*** Opening of DATA FOR THE TASK ***

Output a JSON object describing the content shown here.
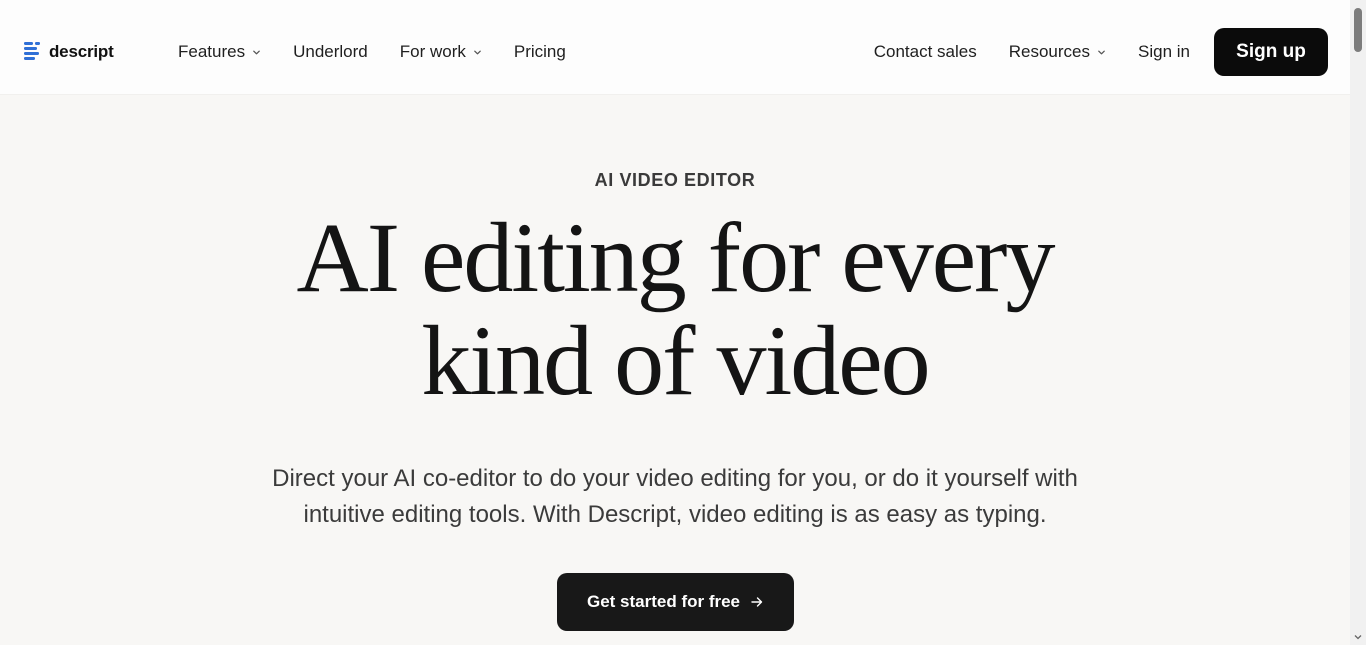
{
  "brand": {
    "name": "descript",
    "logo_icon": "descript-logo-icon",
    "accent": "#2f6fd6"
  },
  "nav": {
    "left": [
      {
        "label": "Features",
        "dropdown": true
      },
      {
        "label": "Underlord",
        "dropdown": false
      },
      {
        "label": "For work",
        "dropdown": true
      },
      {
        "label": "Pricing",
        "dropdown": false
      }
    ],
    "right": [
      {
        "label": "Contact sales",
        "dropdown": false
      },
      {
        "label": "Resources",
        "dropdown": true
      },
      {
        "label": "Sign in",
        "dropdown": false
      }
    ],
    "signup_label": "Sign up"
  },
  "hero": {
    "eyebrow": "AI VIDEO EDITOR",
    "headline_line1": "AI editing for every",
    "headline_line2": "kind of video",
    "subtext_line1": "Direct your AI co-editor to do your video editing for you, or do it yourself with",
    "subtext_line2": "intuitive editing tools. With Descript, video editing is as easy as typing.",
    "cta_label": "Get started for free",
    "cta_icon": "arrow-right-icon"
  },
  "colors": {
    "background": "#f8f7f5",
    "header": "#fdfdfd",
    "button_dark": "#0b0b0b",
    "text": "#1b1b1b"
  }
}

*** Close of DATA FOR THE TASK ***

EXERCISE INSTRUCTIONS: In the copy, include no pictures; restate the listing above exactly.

SOLVED EXERCISE:
Output a JSON object describing the content shown here.
{
  "brand": {
    "name": "descript",
    "logo_icon": "descript-logo-icon",
    "accent": "#2f6fd6"
  },
  "nav": {
    "left": [
      {
        "label": "Features",
        "dropdown": true
      },
      {
        "label": "Underlord",
        "dropdown": false
      },
      {
        "label": "For work",
        "dropdown": true
      },
      {
        "label": "Pricing",
        "dropdown": false
      }
    ],
    "right": [
      {
        "label": "Contact sales",
        "dropdown": false
      },
      {
        "label": "Resources",
        "dropdown": true
      },
      {
        "label": "Sign in",
        "dropdown": false
      }
    ],
    "signup_label": "Sign up"
  },
  "hero": {
    "eyebrow": "AI VIDEO EDITOR",
    "headline_line1": "AI editing for every",
    "headline_line2": "kind of video",
    "subtext_line1": "Direct your AI co-editor to do your video editing for you, or do it yourself with",
    "subtext_line2": "intuitive editing tools. With Descript, video editing is as easy as typing.",
    "cta_label": "Get started for free",
    "cta_icon": "arrow-right-icon"
  },
  "colors": {
    "background": "#f8f7f5",
    "header": "#fdfdfd",
    "button_dark": "#0b0b0b",
    "text": "#1b1b1b"
  }
}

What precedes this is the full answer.